■ **WHAT TO PRODUCE**: If a line in the entries contains the word "losmarinos", list it.

■ **DATASET EXCERPTS**:
==========

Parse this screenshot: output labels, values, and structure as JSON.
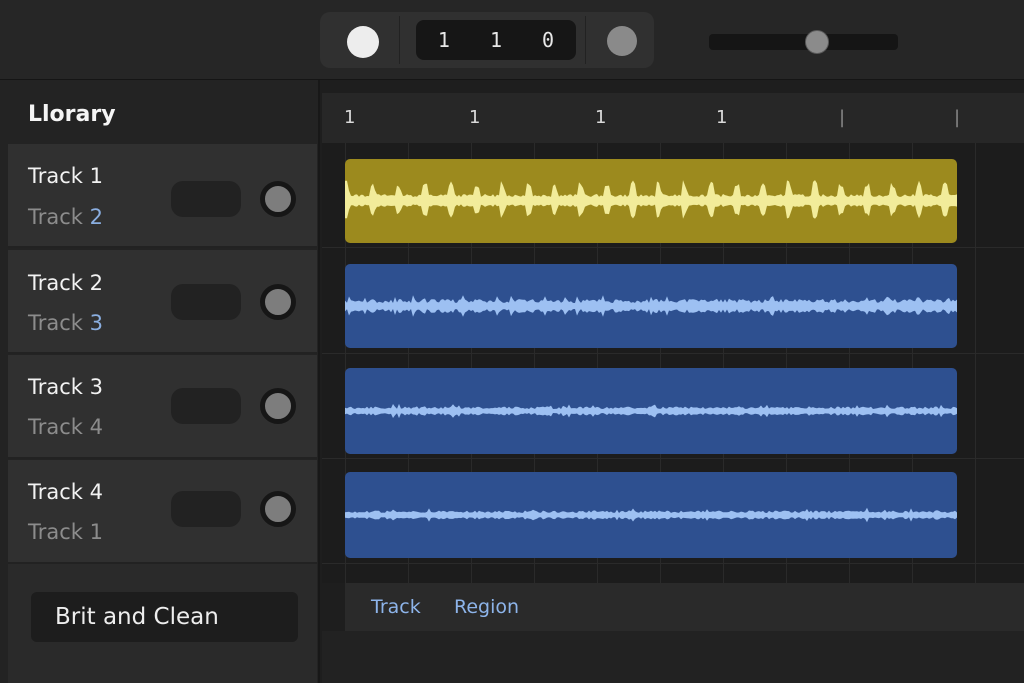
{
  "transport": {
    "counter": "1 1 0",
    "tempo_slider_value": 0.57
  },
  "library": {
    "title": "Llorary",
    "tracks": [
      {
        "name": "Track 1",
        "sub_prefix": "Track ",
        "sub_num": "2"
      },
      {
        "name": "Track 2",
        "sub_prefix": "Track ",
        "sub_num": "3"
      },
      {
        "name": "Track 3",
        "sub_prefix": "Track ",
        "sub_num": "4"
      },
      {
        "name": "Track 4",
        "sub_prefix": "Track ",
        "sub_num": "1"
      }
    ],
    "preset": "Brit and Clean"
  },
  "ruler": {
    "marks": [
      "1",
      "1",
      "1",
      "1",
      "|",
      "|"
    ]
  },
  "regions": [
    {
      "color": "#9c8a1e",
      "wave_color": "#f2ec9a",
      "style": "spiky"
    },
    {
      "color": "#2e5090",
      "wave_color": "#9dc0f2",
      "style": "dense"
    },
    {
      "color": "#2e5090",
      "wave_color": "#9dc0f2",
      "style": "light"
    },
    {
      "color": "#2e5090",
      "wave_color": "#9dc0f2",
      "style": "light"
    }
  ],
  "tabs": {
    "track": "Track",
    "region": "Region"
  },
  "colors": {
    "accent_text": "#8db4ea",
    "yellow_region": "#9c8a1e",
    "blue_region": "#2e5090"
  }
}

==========

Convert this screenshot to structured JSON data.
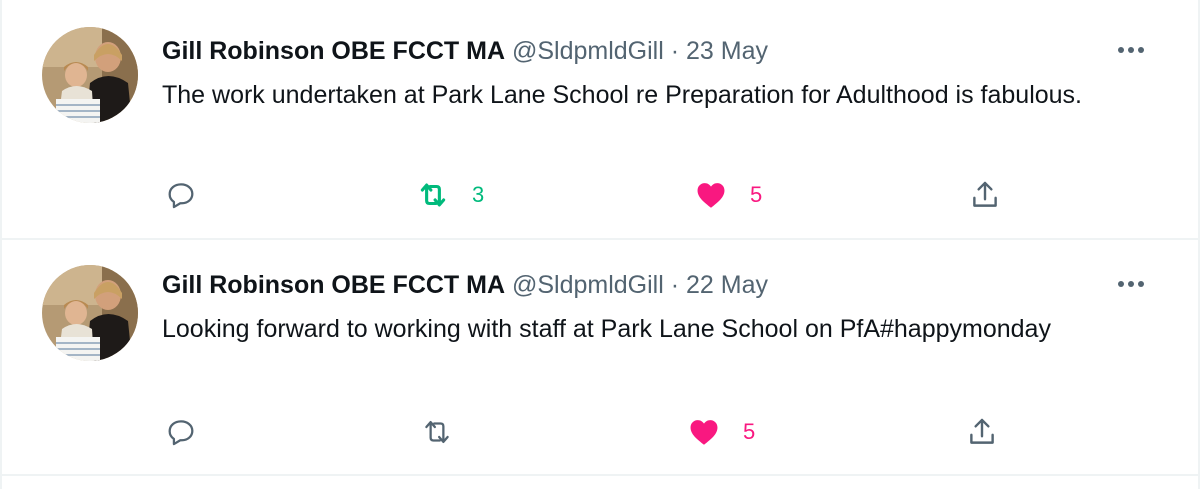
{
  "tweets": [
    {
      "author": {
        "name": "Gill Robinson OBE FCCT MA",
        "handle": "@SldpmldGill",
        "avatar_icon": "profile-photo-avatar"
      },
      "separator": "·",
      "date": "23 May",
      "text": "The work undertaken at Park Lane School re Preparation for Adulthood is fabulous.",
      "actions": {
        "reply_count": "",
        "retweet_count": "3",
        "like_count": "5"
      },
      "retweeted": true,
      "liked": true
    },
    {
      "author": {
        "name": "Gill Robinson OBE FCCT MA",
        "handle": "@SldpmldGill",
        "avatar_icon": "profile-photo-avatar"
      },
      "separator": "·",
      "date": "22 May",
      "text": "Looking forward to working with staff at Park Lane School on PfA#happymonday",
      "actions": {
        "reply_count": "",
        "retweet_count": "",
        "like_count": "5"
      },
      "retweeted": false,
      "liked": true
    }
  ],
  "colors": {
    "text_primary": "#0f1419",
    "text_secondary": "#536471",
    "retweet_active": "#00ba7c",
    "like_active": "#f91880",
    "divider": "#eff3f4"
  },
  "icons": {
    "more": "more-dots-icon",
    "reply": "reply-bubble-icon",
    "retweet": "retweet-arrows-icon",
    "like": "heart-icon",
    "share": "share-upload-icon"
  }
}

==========

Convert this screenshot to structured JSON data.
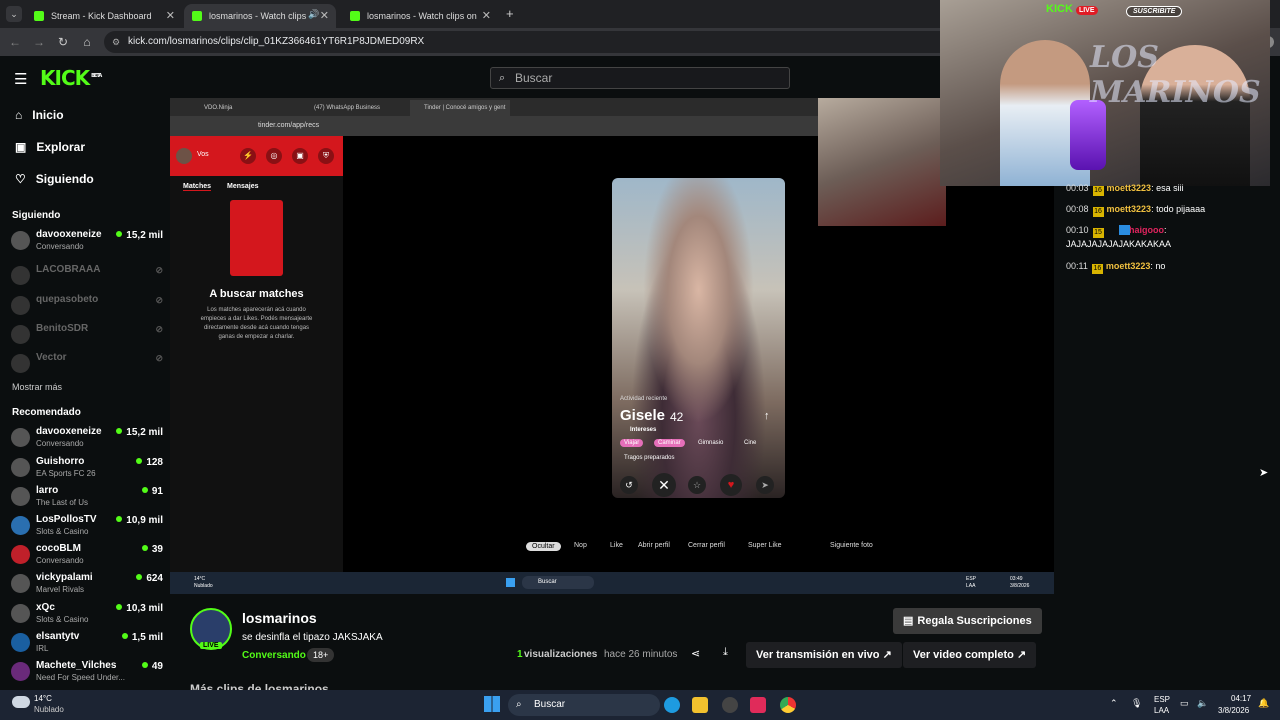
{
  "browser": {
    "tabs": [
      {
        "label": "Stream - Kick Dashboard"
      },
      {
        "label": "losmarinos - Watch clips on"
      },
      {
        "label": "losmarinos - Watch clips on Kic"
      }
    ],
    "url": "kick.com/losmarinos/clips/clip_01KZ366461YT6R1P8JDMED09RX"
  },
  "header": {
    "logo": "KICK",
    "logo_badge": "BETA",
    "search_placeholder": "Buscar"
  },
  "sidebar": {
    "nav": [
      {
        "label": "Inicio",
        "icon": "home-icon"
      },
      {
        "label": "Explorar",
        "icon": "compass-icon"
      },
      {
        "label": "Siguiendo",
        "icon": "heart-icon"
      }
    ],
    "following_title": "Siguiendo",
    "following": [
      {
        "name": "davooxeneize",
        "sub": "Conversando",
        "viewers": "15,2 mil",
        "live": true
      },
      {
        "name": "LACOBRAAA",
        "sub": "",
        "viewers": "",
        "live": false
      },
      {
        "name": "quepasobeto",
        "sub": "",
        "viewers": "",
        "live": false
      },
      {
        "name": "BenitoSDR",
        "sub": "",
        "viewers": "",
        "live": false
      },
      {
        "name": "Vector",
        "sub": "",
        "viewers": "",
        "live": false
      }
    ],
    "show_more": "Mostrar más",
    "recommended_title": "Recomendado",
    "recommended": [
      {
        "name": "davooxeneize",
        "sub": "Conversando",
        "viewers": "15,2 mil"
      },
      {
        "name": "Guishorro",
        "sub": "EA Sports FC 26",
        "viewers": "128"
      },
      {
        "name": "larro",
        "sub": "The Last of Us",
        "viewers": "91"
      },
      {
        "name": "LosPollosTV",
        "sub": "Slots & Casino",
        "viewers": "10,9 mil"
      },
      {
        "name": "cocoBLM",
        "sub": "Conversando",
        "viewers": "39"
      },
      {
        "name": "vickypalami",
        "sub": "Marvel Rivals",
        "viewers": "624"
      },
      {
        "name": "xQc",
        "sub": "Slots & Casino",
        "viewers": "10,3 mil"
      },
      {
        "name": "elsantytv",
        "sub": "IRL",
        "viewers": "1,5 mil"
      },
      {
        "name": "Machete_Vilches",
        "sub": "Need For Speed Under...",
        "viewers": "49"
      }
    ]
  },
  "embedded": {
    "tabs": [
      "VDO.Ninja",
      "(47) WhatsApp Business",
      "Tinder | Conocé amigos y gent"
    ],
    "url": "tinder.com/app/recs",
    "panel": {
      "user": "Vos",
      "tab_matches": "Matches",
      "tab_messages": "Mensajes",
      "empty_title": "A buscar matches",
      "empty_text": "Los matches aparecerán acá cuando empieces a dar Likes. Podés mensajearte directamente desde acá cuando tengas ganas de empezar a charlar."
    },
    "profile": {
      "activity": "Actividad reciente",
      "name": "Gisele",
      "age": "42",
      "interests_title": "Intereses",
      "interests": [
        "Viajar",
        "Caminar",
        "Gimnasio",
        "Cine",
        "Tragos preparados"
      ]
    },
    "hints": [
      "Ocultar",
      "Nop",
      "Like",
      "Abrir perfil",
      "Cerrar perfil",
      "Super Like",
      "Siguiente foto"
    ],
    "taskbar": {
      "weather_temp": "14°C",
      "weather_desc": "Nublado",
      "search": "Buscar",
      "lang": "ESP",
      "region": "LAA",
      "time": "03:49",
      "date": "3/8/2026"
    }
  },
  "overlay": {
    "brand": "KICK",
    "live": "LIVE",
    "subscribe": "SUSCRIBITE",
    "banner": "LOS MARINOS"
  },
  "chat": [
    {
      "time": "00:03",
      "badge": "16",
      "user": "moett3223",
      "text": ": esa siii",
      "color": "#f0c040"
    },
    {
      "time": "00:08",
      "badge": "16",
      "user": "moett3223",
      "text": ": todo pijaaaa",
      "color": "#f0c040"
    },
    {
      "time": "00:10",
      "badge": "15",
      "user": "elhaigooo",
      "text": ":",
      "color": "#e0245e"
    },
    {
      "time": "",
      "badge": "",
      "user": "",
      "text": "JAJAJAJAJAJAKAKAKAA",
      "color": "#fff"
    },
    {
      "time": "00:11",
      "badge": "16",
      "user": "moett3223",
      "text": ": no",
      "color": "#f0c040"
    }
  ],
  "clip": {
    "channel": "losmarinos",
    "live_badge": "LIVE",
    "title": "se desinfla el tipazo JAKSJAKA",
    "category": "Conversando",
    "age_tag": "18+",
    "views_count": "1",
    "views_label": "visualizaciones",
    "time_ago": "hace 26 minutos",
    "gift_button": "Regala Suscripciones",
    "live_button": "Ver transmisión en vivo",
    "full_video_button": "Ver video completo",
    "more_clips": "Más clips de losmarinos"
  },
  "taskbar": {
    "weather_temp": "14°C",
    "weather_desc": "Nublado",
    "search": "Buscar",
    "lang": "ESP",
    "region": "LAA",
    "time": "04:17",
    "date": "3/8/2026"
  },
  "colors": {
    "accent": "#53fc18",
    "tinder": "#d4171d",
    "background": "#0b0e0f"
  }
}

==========

■ **RESPONSE AREA**:
        "label": "losmarinos - Watch clips on"
        "label": "losmarinos - Watch clips on Kic"
    "url": "kick.com/losmarinos/clips/clip_01KZ366461YT6R1P8JDMED09RX"
    "channel": "losmarinos",
    "more_clips": "Más clips de losmarinos"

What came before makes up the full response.